It is like a sideways move. You are moving up in technology (better sensor, higher ISO, new autofocus system, etc). You are also moving down in body lines (smaller size, fewer external buttons, etc).
If you are like me, you want the D7000 tech in the D300 body. This should be the D400, whenever it gets released. I have waited this long, another few months won't kill me.... My D200 still takes great pictures.
---------+---------+---------+---------+ Joseph K Seattle, WA, USA
I did. Still love the D200 but wouldn't go back to it. The D7000 improvements have already been mentioned - love the higher ISO performance which alone was worth the cost of the new camera. I do prefer the button layout of the D200 however, and the D200's ability to bracket more than 3 images - I have been doing a few HDR images and being limited to 3 bracketed images with the D7000 is a pain.
+1 for Brett.

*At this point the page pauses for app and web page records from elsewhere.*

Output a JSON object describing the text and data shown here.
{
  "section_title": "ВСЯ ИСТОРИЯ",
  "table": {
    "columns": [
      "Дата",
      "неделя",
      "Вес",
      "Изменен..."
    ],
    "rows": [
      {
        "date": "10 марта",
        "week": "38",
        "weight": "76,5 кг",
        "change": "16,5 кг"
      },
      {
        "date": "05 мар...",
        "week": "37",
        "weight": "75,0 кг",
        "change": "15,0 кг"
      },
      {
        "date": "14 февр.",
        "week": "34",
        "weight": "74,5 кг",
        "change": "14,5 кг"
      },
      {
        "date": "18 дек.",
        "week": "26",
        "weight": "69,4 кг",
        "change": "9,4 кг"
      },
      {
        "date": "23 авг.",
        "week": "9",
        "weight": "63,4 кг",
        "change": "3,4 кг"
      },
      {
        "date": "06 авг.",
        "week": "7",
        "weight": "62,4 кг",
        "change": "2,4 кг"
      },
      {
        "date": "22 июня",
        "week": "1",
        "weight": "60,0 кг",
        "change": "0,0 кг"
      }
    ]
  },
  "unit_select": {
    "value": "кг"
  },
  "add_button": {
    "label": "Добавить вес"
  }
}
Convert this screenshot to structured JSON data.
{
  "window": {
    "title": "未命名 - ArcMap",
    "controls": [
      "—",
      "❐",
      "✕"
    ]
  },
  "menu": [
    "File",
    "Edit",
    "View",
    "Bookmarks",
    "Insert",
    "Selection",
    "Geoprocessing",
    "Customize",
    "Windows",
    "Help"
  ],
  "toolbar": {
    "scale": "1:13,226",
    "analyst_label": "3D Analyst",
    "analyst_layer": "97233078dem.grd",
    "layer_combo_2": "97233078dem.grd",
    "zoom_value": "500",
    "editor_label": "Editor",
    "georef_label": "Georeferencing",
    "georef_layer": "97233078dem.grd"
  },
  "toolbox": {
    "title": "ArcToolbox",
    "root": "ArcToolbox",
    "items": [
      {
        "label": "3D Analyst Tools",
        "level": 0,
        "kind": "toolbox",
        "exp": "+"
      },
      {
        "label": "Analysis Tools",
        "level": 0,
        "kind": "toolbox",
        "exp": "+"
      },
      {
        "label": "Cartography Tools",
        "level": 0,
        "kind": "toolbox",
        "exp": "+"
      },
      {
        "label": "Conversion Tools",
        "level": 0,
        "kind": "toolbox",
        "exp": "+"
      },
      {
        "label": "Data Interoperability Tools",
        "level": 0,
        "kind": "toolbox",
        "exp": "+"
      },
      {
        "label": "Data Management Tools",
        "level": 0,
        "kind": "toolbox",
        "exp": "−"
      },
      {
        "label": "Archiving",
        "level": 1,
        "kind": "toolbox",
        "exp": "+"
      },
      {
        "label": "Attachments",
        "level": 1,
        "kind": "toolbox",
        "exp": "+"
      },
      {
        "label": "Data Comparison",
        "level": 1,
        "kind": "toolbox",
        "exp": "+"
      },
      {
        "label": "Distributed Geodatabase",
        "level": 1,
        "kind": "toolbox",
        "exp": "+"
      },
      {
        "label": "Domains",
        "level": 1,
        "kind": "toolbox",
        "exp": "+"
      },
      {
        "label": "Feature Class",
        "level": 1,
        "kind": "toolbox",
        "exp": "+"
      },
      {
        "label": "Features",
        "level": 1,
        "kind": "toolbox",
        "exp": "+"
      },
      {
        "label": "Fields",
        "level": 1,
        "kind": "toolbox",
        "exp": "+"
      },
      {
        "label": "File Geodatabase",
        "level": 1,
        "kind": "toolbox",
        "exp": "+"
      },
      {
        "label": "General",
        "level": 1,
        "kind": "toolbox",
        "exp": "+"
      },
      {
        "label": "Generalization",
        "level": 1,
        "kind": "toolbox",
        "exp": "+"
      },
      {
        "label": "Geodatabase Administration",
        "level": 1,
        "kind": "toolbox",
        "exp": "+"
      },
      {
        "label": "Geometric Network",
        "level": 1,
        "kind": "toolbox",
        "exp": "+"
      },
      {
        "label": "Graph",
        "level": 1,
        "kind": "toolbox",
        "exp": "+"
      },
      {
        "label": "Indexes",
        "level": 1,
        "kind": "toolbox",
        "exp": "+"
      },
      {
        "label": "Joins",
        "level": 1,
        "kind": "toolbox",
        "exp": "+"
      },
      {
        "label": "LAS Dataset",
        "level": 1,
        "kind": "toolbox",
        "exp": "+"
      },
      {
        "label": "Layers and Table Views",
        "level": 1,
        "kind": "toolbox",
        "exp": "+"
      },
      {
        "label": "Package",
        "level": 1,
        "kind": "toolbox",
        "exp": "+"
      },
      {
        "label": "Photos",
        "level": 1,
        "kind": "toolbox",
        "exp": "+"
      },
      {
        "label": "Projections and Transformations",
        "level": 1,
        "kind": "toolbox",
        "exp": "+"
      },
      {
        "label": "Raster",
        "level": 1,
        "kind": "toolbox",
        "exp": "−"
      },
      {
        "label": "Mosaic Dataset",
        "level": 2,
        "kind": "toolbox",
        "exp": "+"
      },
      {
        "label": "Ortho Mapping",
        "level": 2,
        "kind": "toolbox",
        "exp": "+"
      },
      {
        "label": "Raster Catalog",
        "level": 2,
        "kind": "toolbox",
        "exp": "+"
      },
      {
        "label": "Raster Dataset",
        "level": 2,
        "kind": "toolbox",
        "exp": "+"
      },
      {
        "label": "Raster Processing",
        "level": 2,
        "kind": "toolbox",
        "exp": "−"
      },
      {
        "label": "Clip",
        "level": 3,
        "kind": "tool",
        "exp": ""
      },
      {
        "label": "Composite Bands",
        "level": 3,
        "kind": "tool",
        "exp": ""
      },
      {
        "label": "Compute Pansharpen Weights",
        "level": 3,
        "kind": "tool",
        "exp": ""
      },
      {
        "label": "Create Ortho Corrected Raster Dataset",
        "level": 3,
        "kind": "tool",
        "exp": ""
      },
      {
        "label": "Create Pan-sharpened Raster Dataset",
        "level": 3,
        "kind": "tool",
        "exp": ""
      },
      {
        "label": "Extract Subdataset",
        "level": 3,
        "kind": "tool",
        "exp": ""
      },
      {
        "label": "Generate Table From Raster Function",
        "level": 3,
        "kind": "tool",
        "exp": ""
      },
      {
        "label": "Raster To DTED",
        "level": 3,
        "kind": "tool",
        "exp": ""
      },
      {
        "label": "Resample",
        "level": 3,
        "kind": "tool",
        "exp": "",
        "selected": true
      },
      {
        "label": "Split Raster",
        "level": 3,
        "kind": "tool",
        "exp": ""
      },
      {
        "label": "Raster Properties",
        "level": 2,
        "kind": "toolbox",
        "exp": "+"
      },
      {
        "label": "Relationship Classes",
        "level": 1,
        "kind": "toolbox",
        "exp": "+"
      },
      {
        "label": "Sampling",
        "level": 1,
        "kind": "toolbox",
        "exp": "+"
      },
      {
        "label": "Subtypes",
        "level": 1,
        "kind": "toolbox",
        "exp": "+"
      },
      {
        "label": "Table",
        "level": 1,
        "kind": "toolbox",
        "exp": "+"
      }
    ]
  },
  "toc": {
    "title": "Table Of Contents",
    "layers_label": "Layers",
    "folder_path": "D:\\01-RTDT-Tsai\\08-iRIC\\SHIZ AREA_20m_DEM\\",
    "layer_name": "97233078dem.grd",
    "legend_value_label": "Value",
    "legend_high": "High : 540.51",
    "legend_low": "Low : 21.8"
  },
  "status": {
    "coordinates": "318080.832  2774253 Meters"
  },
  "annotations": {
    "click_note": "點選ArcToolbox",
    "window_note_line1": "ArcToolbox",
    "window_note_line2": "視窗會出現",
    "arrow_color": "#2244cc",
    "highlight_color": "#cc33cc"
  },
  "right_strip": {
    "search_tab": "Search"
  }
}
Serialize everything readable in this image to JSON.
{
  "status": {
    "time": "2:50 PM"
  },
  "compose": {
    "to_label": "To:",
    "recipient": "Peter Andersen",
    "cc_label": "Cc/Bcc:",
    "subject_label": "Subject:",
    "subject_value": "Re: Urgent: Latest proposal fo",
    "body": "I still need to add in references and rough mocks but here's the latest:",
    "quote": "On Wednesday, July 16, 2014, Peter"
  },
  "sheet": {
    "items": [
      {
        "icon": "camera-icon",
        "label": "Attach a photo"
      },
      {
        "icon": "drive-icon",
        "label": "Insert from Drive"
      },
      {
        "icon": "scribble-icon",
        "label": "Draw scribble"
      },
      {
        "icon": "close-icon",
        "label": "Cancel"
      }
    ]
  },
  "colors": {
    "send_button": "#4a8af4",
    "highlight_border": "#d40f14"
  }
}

I loved the handling and size/ergonomics of the D200 - but I love the high ISO and weight of the D7000 more. Tough giving up on an old friend, but I think I'm going to learn to love the D7000. I've had a few issues (self induced, I think), but as I learn it, things are starting to sort themselves out. It's a great camera - just different. But I do miss the D200.
The D7000 is a worthy upgrade from a D200. But, my own view is that by August a D300 replacement will be out with the controls layout of a D300, i.e. all those nifty control wheels and:
- At least 16.2 MB and ISO 6400 if not ISO 12,800 - CF and SD-HC slots - 51 Point AF system - 2016 pixel color matrix metering - 8 frames per second native and 10 with a grip - 1080P video - Magnesium body and full weather sealing. - etc.
Or perhaps the question should be "will you be able to afford it"? I don't recon there will be much change out of £1500 or $2350 initially. If and of course, this my very humble opinion, they dumped the video and made it a dedicated pro image camera only! Now there's a happy thought, imagine a dSLR without video = deep joy
I use a D200 and D300. The D200 still works like a charm but I wanted to replace it with the D7000. In November 2010 I bouhgt the D7000 but sold it just after a few days. Despite the better sensor the ergonomics aren't for me. I know my D200 and D300 inside out and love direct access to all main functions. One issue which really bugged me was the inability to switch to 100% magnification with a single button press in review mode. That's something I do after almost every shot to make sure I got a sharp photo. This is just software and could have been easily implemented (i.e. copied from the D200 and D300). I'll wait what the D400 looks like or switch to the D700 or successor.
Whether you change is up to you. My take on the D200 was it did not quite equal the best print quality I could achieve from 100 ISO slide film. The D300 can do this comfortably at 800 ISO, with better AF, colour, twin card slots and (on the s) video. Whilst the D7000 does not have quite the build quality of D200 or D300 my initial tests are it can match 100 ISO slide film to 1600. The D7000 is SD cards only and your D200 is CF cards only. If you have a lot of money invested in cards the likely D400 will probably take SD and CF cards. Digressing to the UK the D7000 launch price was £1100. For the next few days Grays of Westminster have it at £959 (about average) - with a £150 voucher if you buy other equipment at the same time. My guess is this is counteract possible Focus show deals at possibly £850-900.
Photography is a bit like archery. A technically better camera, lens or arrow may not hit the target as often as it could if the photographer or archer does not practice enough.
>For the next few days Grays of Westminster have it at £959 >(about average) - with a £150 voucher if you buy other >equipment at the same time. My guess is this is counteract >possible Focus show deals at possibly £850-900.